The Tabernacle was of course a actual structure built for an exact purpose and a specific people, but as we examine the construction piece by piece; thread by thread as it were, we see a depiction of Christ Jesus emerge. If there were but a few parallels, it might suggest mere happenstance, but the fact that the entire edifice and its furnishings speak practically and prophetically of Jesus is most assuredly a God-thing.
You search the Scriptures, for in them you think you have eternal life; and these are they which testify of Me. John 5:39
Jesus the Tent

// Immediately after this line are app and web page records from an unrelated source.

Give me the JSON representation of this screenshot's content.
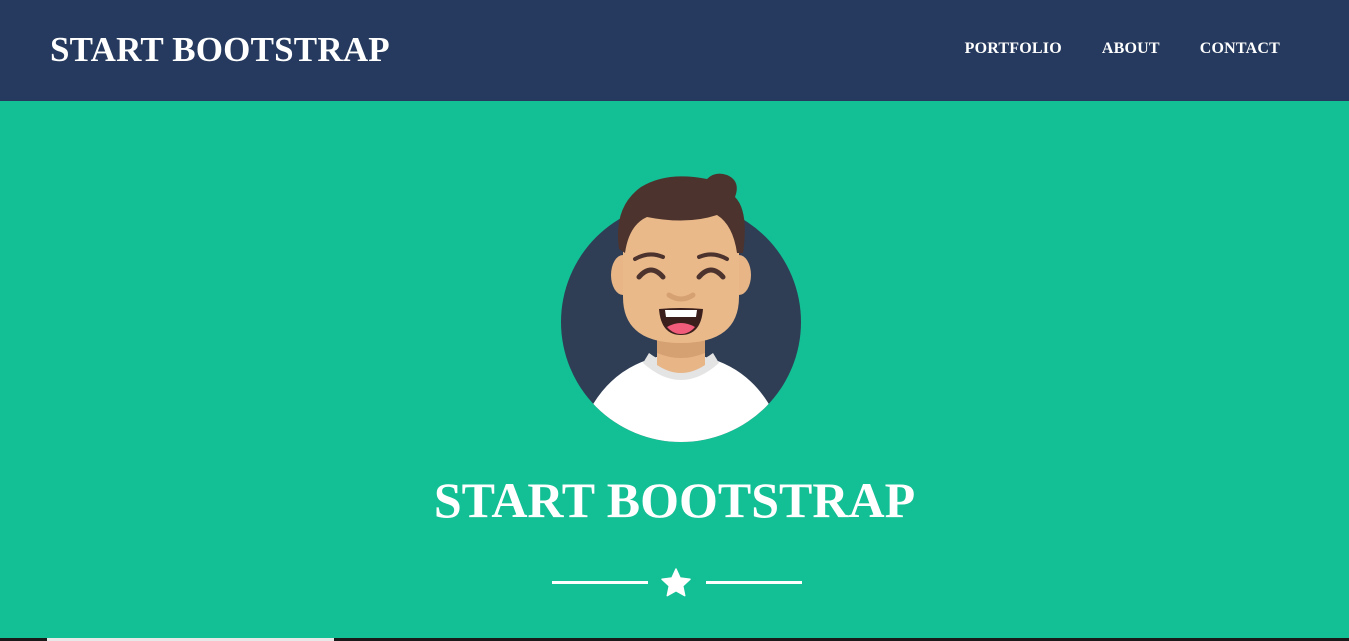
{
  "navbar": {
    "brand": "START BOOTSTRAP",
    "links": [
      {
        "label": "PORTFOLIO"
      },
      {
        "label": "ABOUT"
      },
      {
        "label": "CONTACT"
      }
    ]
  },
  "masthead": {
    "title": "START BOOTSTRAP",
    "divider_icon": "star-icon",
    "avatar_icon": "avatar-icon"
  },
  "colors": {
    "navbar_bg": "#253a5e",
    "masthead_bg": "#13bf94",
    "avatar_circle": "#2c3e50",
    "text": "#ffffff"
  }
}
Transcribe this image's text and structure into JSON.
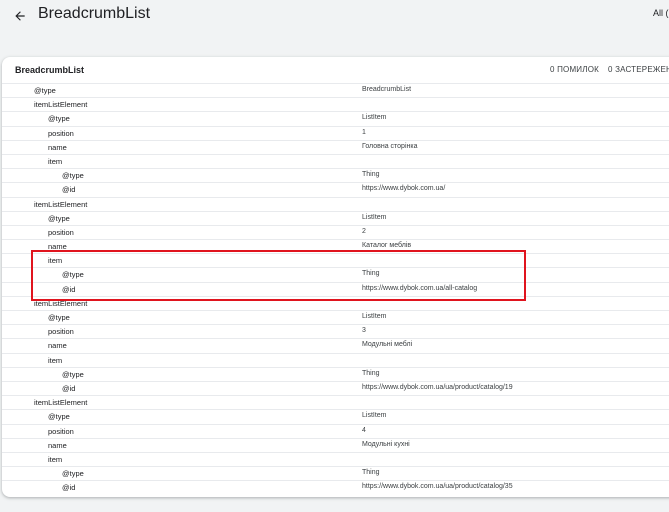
{
  "header": {
    "title": "BreadcrumbList",
    "filter_label": "All ("
  },
  "card": {
    "title": "BreadcrumbList",
    "errors": "0 ПОМИЛОК",
    "warnings": "0 ЗАСТЕРЕЖЕН"
  },
  "rows": [
    {
      "depth": 0,
      "key": "@type",
      "value": "BreadcrumbList"
    },
    {
      "depth": 0,
      "key": "itemListElement",
      "value": ""
    },
    {
      "depth": 1,
      "key": "@type",
      "value": "ListItem"
    },
    {
      "depth": 1,
      "key": "position",
      "value": "1"
    },
    {
      "depth": 1,
      "key": "name",
      "value": "Головна сторінка"
    },
    {
      "depth": 1,
      "key": "item",
      "value": ""
    },
    {
      "depth": 2,
      "key": "@type",
      "value": "Thing"
    },
    {
      "depth": 2,
      "key": "@id",
      "value": "https://www.dybok.com.ua/"
    },
    {
      "depth": 0,
      "key": "itemListElement",
      "value": ""
    },
    {
      "depth": 1,
      "key": "@type",
      "value": "ListItem"
    },
    {
      "depth": 1,
      "key": "position",
      "value": "2"
    },
    {
      "depth": 1,
      "key": "name",
      "value": "Каталог меблів"
    },
    {
      "depth": 1,
      "key": "item",
      "value": ""
    },
    {
      "depth": 2,
      "key": "@type",
      "value": "Thing"
    },
    {
      "depth": 2,
      "key": "@id",
      "value": "https://www.dybok.com.ua/all-catalog"
    },
    {
      "depth": 0,
      "key": "itemListElement",
      "value": ""
    },
    {
      "depth": 1,
      "key": "@type",
      "value": "ListItem"
    },
    {
      "depth": 1,
      "key": "position",
      "value": "3"
    },
    {
      "depth": 1,
      "key": "name",
      "value": "Модульні меблі"
    },
    {
      "depth": 1,
      "key": "item",
      "value": ""
    },
    {
      "depth": 2,
      "key": "@type",
      "value": "Thing"
    },
    {
      "depth": 2,
      "key": "@id",
      "value": "https://www.dybok.com.ua/ua/product/catalog/19"
    },
    {
      "depth": 0,
      "key": "itemListElement",
      "value": ""
    },
    {
      "depth": 1,
      "key": "@type",
      "value": "ListItem"
    },
    {
      "depth": 1,
      "key": "position",
      "value": "4"
    },
    {
      "depth": 1,
      "key": "name",
      "value": "Модульні кухні"
    },
    {
      "depth": 1,
      "key": "item",
      "value": ""
    },
    {
      "depth": 2,
      "key": "@type",
      "value": "Thing"
    },
    {
      "depth": 2,
      "key": "@id",
      "value": "https://www.dybok.com.ua/ua/product/catalog/35"
    }
  ],
  "colors": {
    "highlight": "#e0141e",
    "background": "#f1f3f4",
    "card": "#ffffff"
  },
  "icons": {
    "back": "arrow-back-icon"
  }
}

And the Word became flesh and dwelt among us, and we beheld His glory, the glory as of the only begotten of the Father, full of grace and truth. John 1:14
In the Gospel of John we discover our first clue. Inspired by the Father he wrote that Jesus became flesh and dwelt with us. The word ‘dwelt’ is key to us because in the original Hebrew text that word is translated ‘to tabernacle’ or to ‘tent with’. Again, if this was the only allusion to the Tabernacle itself, we might say in unison, “Coincidence!” but this is merely the tip of the iceberg. Graciously, as we unravel the Tabernacle we discover that it not only points prophetically to Jesus Christ, but also to us–what is true for Jesus is true for those positioned in Him.
Again, a new commandment I write to you, which thing is true in Him and in you, because the darkness is passing away, and the true light is already shining. 1 John 2:8
Colors of Jesus
There were actually four layers of the Tabernacle’s outer wall, each layer having individual characteristics pointing to Jesus. We will focus on the innermost wall—the side that is seen by those who find themselves inside the Tabernacle. It consisted of four colors: white, blue, purple, and scarlet.
Throughout the Bible we stumble on attributes associated with those colors: white linen speaks to righteousness, blue to heaven, purple to royalty, and finally scarlet to sacrifice. The number four also speaks to the four Gospels of the Bible and they tackle those very qualities of Christ. Matthew speaks to Jesus the King (purple), Mark to His being the suffering servant (scarlet), Luke to His righteous humanity (white), and John to His deity of Heaven (blue).
Jesus the Worm
Jesus said that, not me.
But I am a worm, and no man; A reproach of men, and despised by the people. Isaiah 53:6
I only repeat it here because it is paramount to developing and explaining the typology. Going back to the old Hebrew language we learn that the word for worm is ‘tolaith’ and further research reveals that it has a dual meaning–it is also defined as scarlet. It is not difficult to figure out why– the tolaith worm was ground-up to produce the scarlet pigmentation, thus the reason for the twofold definition, but it is in understanding this worm’s way of life will can appreciate Christ’s use of this expression for Himself.
The worm when giving birth affixes itself to a tree and in the act it dies and the infant worms feed on the flesh. As you might imagine, a bloody red stain is left behind. But then an odd thing occurs—in three days that red spot has dried out, turns white, flakes off and flutters to the ground as snow. I cannot help but think that was the exact image Jesus had in mind when He chose to identify Himself with the tolaith.
“Come now, and let us reason together, ” Says the Lord, “Though your sins are like scarlet, They shall be as white as snow; Though they are red like crimson, They shall be as wool. Isaiah 1:18